HELENA — During the Montana Legislature’s 2023 session, lawmakers passed a series of bills intended to make a dent in the state’s housing shortage by encouraging more housing development. However, it’s been an open question how quickly those changes will have an effect.
The Legislature approved a number of changes to zoning and land-use laws, including several recommendations that came out of Gov. Greg Gianforte’s housing task force. The need for affordable housing remained a prime topic throughout the session.
“I think attainable housing for the residents of Montana have been on the minds of everybody,” said DJ Smith, president of the Montana Association of Realtors.
Smith said one of MAR’s priorities during the session was Senate Bill 382, sponsored by Sen. Forrest Mandeville, R-Columbus, which made a major overhaul to larger cities’ land-use planning processes. He said it took a coalition of stakeholders, including local governments, to work through the needed adjustments.
Smith said their hope from SB 382 is that communities will have discussions up front about where they want to see growth, then adopt zoning that supports those plans.
“So when an investor has an opportunity to bring that product to line, they’re not getting last-minute conditions of subdivision approval – just that condition can make or break a project,” he said. “They should know that before they put the investment, to purchase, to do the engineering and to do all that. We’re asking not that there are less restrictions or less conditions, but that they know the conditions and restrictions ahead of time.”
Supporters of SB 382 told MTN they’ve already seen some real estate listings citing the act as a reason a parcel may now be more attractive for development.
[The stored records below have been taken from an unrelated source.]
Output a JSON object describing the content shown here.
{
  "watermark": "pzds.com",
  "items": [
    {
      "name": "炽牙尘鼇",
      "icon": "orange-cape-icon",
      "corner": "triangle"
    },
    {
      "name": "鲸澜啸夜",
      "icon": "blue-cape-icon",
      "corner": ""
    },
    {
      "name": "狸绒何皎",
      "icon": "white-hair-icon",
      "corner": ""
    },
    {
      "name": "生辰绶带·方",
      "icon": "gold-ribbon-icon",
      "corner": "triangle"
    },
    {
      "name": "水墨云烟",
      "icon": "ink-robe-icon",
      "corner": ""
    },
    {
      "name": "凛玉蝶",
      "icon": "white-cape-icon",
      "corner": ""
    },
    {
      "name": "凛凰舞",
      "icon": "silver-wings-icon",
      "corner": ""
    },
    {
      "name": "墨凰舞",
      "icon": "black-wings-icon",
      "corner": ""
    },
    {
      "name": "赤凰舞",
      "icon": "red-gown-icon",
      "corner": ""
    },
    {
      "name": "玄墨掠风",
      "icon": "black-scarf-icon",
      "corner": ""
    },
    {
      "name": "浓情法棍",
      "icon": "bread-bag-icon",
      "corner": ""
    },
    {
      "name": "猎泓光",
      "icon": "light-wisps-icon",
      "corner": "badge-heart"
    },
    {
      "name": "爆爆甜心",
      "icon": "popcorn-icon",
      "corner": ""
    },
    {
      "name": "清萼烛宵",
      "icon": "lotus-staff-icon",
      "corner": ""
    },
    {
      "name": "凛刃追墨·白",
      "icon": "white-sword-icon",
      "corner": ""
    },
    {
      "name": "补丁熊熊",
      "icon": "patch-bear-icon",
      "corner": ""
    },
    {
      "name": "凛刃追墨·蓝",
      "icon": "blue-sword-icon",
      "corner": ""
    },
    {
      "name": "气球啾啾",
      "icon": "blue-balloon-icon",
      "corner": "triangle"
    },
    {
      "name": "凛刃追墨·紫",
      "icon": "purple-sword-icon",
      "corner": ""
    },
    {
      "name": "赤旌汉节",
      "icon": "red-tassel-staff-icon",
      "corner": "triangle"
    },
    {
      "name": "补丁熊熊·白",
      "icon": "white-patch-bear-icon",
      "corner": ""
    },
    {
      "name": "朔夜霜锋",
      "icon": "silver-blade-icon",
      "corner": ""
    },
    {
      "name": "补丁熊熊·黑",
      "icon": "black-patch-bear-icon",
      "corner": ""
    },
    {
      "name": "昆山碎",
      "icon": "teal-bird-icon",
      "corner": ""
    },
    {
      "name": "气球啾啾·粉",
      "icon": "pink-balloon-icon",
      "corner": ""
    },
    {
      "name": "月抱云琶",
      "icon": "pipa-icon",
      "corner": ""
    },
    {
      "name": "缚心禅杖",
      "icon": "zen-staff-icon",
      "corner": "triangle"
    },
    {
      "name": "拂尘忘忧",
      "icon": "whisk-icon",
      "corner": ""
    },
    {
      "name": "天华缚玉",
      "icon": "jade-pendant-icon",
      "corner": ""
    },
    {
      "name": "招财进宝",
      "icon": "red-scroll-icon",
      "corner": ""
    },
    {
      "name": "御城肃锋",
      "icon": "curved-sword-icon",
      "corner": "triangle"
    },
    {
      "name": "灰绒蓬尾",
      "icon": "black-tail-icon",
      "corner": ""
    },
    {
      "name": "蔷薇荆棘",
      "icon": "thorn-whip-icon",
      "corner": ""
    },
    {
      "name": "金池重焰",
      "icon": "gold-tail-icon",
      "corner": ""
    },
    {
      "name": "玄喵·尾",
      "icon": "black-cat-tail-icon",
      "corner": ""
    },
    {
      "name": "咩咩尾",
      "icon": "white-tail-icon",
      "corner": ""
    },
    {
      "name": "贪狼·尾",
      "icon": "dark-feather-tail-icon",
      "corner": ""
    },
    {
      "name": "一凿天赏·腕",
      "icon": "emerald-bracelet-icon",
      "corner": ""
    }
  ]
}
However, Smith said, in general, they’re expecting the impact will be in the longer term.
“I don’t think immediately you saw property values increase or decrease because of that,” he said. “There are significant requirements on local governments to actually implement the benefits of this.”
In Whitefish, a community where the demand for housing has been front of mind for a long time, Alberto Valner is currently developing the Alpine 93/40 project. It’s a mixed-use development on the city’s south end that will combine 15,000 square feet of commercial space with 210 one- and two-bedroom apartments.
“These are not Airbnb, these are not luxury apartments,” Valner said. “These are what we call truly workforce housing units.”
In the development, 10% of the units will be deed-restricted to serve people with lower incomes.
Valner says developers initially looked at the site near the intersection of two main highways for strictly commercial activity, but the idea evolved to make retail a small part of a primarily residential project.
Alpine 93/40 is the type of project that will be encouraged through Senate Bill 245, sponsored by Sen. Daniel Zolnikov, R-Billings. The law requires municipalities designated as urban areas that have more than 5,000 residents to allow mixed-use developments and multiple-unit dwellings as a permitted use in areas zoned for commercial use.
Valner says Alpine 93/40 was already in the works before SB 245 was introduced – and he actually didn’t know about the bill until after it passed the Legislature. However, he said he does believe it helped the project as it’s been making its way through the approval process.
“The reality is that SB 245 without a doubt, I believe, facilitated our approvals,” he said.
Valner says they’ve been working very cooperatively with the city of Whitefish throughout the process, and, in fact, they agreed to a voluntary development agreement that he said would put them under many of the same requirements they would have had if they had gone through a planned unit development process.
“I do not know what would have happened if SB 245 had not been in place,” he said. “Would we have gotten all of our approvals – I’m not going to say it was easy, but with the same ease as we did? I don’t believe so. I think we would have had even more restrictions put in place. I think that there were definitely advantages from having SB 245 pass. But again, I want to reiterate, we did not use it as a tool to go against the city in our case.”
Valner says it’s clear housing development in the Flathead Valley hasn’t kept up with demand for years, and their goal is that Alpine 93/40 provide housing that is attainable and affordable – so people aren’t fully priced out of communities like Whitefish.
“That’s something that we all as members of our community should not allow, because it’s not in the best interest of the fabric of any community to be a community that only has a certain segment of the population,” he said.
Smith said new housing development alone wouldn’t fully address the rise in Montana home prices, but he believes it will at least help bring the inventory closer to the demand. He said building housing in more than one price segment could also help people upgrade and downgrade based on their changing needs.
“Do I think development is going to produce a decrease in prices? No,” he said. “But do I think it could level off some of our prices in our community? I really do.”
Gianforte’s housing task force is opening the next phase of its work going into next year. Their focus is going to be on looking at specific development proposals around the state, to try to get a better understanding of what makes some projects a success, while others face obstacles.